IRS Moves to Head Off Payroll Deposit Problems

The IRS recently launched a pilot program called “Early Interaction Initiative” to try to prevent employers from running into unmanageable payroll tax problems.

When it seems likely that an employer will owe a payroll tax balance at the end of a quarter, IRS revenue officers will contact that employer before the quarterly federal tax return is due, the IRS stated in an e-newsletter sent to payroll professionals. The agency noted that information on federal tax deposits is available in IRS Publication 15, Employers Tax Guide.

Basic Deposit Rules

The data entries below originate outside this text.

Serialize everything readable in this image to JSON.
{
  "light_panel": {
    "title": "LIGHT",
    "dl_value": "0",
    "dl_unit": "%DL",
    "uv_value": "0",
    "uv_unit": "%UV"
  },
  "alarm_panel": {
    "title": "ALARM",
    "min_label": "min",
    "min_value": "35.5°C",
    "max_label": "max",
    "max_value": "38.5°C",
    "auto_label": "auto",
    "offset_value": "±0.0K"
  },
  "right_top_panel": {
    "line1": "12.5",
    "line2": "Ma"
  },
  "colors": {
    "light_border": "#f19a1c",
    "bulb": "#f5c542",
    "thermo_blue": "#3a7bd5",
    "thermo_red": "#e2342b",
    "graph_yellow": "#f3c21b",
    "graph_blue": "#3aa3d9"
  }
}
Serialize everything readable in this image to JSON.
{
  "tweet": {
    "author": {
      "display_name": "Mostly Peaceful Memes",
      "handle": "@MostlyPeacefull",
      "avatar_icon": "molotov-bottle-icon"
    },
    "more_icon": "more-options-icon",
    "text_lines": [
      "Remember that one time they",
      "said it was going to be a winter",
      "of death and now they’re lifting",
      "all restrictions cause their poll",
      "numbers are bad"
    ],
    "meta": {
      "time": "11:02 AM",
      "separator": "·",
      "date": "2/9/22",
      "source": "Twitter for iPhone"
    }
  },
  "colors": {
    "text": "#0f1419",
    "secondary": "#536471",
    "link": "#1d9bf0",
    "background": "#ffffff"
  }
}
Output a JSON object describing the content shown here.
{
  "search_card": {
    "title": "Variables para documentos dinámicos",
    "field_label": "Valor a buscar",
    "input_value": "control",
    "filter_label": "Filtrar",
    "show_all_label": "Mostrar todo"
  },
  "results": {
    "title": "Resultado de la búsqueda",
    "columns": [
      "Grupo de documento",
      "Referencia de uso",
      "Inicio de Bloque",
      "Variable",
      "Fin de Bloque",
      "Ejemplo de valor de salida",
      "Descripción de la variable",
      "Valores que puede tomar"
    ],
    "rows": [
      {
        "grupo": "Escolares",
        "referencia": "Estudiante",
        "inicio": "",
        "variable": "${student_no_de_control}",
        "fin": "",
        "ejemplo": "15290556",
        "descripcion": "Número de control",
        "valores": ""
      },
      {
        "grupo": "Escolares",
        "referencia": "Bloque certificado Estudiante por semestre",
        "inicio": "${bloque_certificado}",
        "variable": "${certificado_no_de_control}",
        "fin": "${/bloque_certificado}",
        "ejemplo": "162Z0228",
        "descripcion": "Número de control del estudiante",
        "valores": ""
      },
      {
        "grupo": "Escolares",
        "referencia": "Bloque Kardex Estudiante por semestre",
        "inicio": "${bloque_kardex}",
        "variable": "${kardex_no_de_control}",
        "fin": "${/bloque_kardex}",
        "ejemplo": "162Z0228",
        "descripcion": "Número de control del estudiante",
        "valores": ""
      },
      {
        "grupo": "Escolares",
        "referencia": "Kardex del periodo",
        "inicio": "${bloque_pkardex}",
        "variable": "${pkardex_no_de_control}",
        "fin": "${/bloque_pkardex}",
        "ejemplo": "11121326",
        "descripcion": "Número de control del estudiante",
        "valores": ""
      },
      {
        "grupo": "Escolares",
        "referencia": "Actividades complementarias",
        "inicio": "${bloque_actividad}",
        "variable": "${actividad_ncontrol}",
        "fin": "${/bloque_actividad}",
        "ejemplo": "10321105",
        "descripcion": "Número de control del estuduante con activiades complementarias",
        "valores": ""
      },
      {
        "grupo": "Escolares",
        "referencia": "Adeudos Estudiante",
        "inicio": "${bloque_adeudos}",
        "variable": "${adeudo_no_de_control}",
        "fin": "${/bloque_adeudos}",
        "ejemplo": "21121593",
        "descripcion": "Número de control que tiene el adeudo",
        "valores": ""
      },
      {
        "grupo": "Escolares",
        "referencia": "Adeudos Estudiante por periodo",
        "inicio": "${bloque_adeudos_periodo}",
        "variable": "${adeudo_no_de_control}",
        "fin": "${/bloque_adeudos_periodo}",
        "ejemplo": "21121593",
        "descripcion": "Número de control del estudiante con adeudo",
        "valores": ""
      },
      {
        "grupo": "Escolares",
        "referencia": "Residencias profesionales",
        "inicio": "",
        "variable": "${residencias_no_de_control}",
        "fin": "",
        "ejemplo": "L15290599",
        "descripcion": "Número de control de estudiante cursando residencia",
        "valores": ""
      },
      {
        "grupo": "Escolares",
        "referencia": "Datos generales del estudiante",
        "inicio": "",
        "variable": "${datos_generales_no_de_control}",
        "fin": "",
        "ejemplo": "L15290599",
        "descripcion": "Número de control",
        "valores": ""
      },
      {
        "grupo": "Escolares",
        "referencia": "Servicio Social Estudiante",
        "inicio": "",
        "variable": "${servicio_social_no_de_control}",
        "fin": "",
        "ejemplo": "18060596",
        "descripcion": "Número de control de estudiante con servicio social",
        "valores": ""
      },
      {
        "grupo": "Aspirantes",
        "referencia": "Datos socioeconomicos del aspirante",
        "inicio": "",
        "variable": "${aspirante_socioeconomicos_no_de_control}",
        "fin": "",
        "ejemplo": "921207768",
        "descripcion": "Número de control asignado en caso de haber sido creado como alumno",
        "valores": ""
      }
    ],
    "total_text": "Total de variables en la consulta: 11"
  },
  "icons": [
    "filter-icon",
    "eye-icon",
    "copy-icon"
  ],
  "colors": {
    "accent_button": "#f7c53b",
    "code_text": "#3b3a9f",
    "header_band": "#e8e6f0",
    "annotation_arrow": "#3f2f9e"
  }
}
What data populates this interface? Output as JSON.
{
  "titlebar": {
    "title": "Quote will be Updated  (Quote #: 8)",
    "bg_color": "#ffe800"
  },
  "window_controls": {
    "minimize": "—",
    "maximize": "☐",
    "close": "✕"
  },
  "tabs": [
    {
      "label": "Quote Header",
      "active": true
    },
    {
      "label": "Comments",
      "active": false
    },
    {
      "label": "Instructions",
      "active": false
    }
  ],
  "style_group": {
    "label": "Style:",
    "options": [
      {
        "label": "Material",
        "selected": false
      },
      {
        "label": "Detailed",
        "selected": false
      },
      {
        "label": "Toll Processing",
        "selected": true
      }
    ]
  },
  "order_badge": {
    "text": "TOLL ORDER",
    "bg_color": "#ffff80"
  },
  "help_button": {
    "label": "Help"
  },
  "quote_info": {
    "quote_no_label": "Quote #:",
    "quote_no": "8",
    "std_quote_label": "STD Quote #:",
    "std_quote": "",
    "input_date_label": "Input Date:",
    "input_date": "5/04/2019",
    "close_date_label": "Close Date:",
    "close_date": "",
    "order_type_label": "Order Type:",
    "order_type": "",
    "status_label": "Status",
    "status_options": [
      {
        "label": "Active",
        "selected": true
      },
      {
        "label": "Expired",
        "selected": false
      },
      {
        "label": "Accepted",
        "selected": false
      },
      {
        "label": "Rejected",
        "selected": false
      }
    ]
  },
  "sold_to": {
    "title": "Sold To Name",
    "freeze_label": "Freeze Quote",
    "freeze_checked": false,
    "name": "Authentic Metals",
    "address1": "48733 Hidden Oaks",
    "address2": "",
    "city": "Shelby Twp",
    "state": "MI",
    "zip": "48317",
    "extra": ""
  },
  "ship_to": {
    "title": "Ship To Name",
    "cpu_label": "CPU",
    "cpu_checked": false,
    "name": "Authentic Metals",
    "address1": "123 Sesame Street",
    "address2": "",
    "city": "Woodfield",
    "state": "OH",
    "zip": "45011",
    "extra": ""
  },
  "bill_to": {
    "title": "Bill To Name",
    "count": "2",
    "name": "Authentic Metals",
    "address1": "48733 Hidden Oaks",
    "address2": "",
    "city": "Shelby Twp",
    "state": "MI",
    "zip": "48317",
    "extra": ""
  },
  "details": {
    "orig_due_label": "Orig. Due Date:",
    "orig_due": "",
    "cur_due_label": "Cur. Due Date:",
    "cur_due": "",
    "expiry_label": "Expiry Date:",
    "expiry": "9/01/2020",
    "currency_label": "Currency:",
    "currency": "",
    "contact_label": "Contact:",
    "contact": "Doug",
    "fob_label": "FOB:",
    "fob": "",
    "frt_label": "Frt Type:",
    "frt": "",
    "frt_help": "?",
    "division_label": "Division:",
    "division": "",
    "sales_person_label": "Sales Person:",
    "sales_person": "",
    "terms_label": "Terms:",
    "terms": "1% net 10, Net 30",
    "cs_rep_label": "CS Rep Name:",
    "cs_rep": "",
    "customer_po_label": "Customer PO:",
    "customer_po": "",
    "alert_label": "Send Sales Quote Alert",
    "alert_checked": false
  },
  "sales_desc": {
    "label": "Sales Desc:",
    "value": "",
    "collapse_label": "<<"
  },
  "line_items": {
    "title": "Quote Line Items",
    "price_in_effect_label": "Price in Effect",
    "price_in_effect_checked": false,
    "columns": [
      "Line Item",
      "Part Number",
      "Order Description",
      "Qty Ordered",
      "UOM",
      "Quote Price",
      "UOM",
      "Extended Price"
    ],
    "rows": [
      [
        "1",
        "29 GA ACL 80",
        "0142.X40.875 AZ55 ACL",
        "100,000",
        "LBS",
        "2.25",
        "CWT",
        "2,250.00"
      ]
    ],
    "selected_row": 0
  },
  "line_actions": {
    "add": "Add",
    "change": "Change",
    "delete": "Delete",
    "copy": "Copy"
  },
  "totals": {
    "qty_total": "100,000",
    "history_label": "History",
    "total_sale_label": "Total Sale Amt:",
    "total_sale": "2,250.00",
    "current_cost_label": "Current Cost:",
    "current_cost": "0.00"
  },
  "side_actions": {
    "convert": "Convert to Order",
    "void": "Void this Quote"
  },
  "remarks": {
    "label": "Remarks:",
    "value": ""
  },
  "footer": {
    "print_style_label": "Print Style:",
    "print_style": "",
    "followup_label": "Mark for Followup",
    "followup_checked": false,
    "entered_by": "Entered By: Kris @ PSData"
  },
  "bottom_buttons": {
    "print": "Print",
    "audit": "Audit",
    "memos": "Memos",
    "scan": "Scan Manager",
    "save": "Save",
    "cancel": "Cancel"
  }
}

Employers must deposit quarterly employment taxes they report on Form 941, Employer’s QUARTERLY Federal Tax Return. Employers use Form 944, Employer’s ANNUAL Federal Tax Return only if the IRS notifies them in writing or they’ve asked the agency for permission because they believe their employment taxes for the calendar year will be $1,000 or less.

If you’re starting a new business and have completed Form SS-4, Application for Employer Identification Number, you’ll receive a notice listing the employment tax forms you’re required to file. If you hired employees for the first time and weren’t assigned a specific employment tax return to file, you must file Form 941 unless you contact the IRS to request to file Form 944.

The two forms include federal income tax, as well as employer and employee shares of Social Security and Medicare tax, withheld from your employees. The amount you report determines which deposit schedule you must use, monthly or semiweekly.

Employers make quarterly deposits if their employment tax liability for the preceding quarter or current quarter is less than $2,500. Employers may pay the taxes with their tax returns, provided they don’t incur a $100,000 next-day deposit obligation during the current quarter. If you aren’t sure your total tax liability for the current quarter will be less than $2,500, (and your liability for the preceding quarter was not less than $2,500), make monthly or semiweekly deposits so you won’t be subject to penalties.

If you file Form 941, your deposit schedule for a calendar year is determined from the total taxes in a four-quarter look-back period beginning July 1 and ending June 30. If you reported $50,000 or less of taxes for the look-back period, you are a monthly schedule depositor. If you reported more than $50,000, you are a semiweekly schedule depositor. Monthly schedule depositors shouldn’t file Form 941 or Form 944 on a monthly basis.

The Penalties

Penalties may apply if you don’t make deposits on time or if they’re less than the required amount, unless there’s a justifiable reason and there’s no indication of willful neglect. The IRS also may waive penalties in some circumstances if an employer has filled its employment tax return in a timely manner.

Otherwise, the penalties for late deposits are a percentage of the amount underpaid based on how late the deposit is:

No. of Days LatePenalty RatePenalty on $3,000
One to five days2%$60
Six to 15 days5%$150
Sixteen or more days10%$300
More than 10 days after first IRS bill15%$450


Late deposit penalty amounts are determined using calendar days starting from the due date of the liability.

Special rule for former Form 944 filers: If you’re filing Form 941 for the current year but filed Form 944 the previous year, the penalty won’t apply for January if the taxes are deposited in full by March 15.

Finally, the “trust fund penalty” may be imposed on any person responsible for withholding payroll taxes. That person can be an officer of the company, partner, sole proprietor, employee or a trustee or agent. The individual may be personally liable for 100% of the unpaid taxes, plus interest. Be careful, this penalty is triggered more times that you might think.

The potential penalties provide a strong incentive to comply with the rules. Consult with your tax adviser and coordinate payroll activities with the responsible parties both inside and outside your organization.